Climate change mitigation requires substantial cuts in greenhouse gas emissions in the next decades. One option to reduce these emissions is to replace fossil fuels with low-carbon alternatives. Bioenergy from forest harvest residues has been considered as a carbon neutral source of energy, and therefore it has been regarded as an effective means to reduce the emissions. However, an increase in the extraction of forest harvest residues decreases the carbon stock, and the carbon sink capacity of forests. This effect can lessen the greenhouse gas emission savings and undermine the climate change mitigation potential of this bioenergy source. This dissertation examines the climate impacts of bioenergy produced from forest harvest residues. In this dissertation, an approach was developed to quantify the greenhouse gas emissions and the consequent warming climate impact of bioenergy from forest harvest residues. In addition, this dissertation suggests cost-effective ways to compensate for the carbon loss resulting from residue harvesting, and thus improve the climate impacts of this form of bioenergy. The dissertation illustrates the importance of accounting for reductions in the forest carbon stock in order to estimate the efficiency of bioenergy in reducing CO2 emissions reliably. The findings of this dissertation have implications for renewable energy and climate policies, and forest management. The results presented provide guidance on how to choose and plan bioenergy production practices that deliver the largest climate benefits. The approaches presented in this dissertation can be applied in the development of new forest management, which maximizes climate benefits of bioenergy from forest harvest residues with a low cost to the forest owner and the end-user of bioenergy.
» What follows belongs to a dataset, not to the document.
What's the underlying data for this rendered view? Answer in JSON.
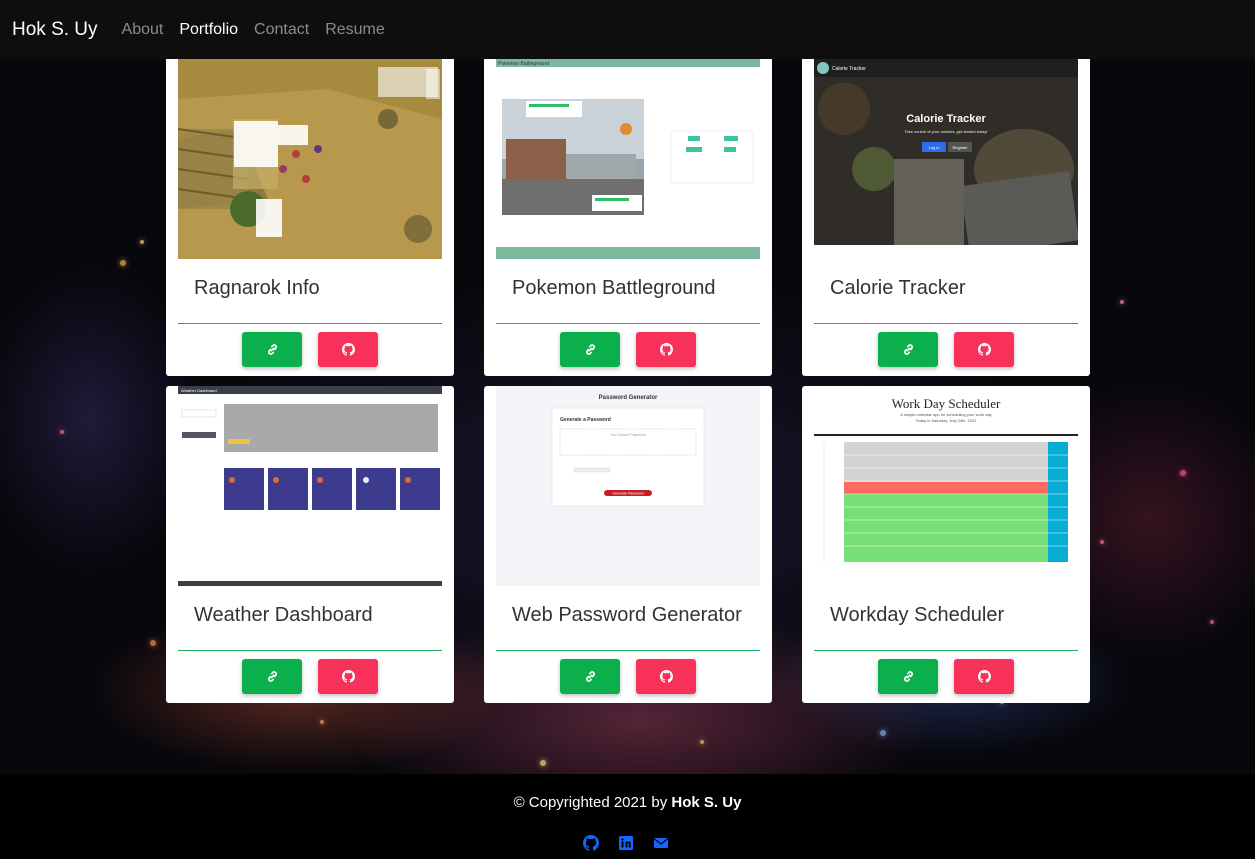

|Translated title of the contribution||Hakkuutähteiden energiakäytön ilmastovaikutukset|
|Publication status||Published - 2015|
|MoE publication type||G5 Doctoral dissertation (article)|
- carbon neutrality
- climate change mitigation
- forest carbon